How UDL and technology help all learn and prepare for careers of the future
Universal design (UD) in education stems from the architectural field. Architects use UD to ensure appropriate accessibility for all who use a particular building. This same premise is the foundation of UD in education, creating the foundation for Universal Design for Learning or as it is commonly referred, UDL. UDL is a curriculum-design process that begins with planning for every student, making instruction more effective, and providing opportunity for teachers to maintain their individuality and creativity (Novak & Rose, 2016). UDL is important in special education because it allows learners of all abilities to access the same curriculum as their typical peers, and essential component of a free and appropriate education. Planning instruction in all classrooms should include the principles of UDL in order to best meet the diverse needs of all students. UDL provides the framework for meeting the individual needs of students while planning for everyone, essentially providing the opportunity for teachers to be more efficient and effective in their instruction while setting the stage for more effective collaboration (Courey, Tappe, Siker, & LePage, 2012). For students with disabilities, technology tools can make a dramatic difference and ultimately “level the playing field”.

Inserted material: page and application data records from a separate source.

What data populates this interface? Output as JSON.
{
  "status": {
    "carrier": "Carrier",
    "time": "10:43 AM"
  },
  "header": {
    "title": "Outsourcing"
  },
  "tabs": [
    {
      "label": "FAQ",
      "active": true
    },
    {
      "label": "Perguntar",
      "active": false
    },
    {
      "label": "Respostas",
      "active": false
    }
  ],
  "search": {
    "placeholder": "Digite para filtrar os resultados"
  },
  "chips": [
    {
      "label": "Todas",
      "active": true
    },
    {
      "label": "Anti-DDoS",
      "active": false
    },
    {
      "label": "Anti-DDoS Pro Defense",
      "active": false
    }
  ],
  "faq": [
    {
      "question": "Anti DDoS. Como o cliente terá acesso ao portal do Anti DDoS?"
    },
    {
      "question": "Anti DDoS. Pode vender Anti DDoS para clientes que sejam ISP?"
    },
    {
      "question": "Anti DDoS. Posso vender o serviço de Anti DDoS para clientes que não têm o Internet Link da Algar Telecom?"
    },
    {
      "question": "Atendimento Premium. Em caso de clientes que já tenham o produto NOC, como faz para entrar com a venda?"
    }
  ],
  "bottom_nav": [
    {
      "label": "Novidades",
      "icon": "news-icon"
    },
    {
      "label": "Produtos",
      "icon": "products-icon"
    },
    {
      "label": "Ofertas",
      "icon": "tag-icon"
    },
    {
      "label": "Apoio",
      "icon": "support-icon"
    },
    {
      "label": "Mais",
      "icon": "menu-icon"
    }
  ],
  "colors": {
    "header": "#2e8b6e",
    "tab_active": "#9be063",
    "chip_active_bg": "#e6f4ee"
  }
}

However, UDL is not only for the special education classroom or special needs student. This curricular design strategy incorporates differentiation, customization, choice, and opportunity for both student and educator to focus on strengths and interest. Students are asked to take part in their learning through choices in the modality for exploration and expression to increase engagement and persistence. Self-assessment and reflection support student ownership. Each student is unique, with individual strengths and interests which ultimately serve to drive their learning and growth. We must meet these diverse learners with customizable, flexible curricula to support personalized growth and development.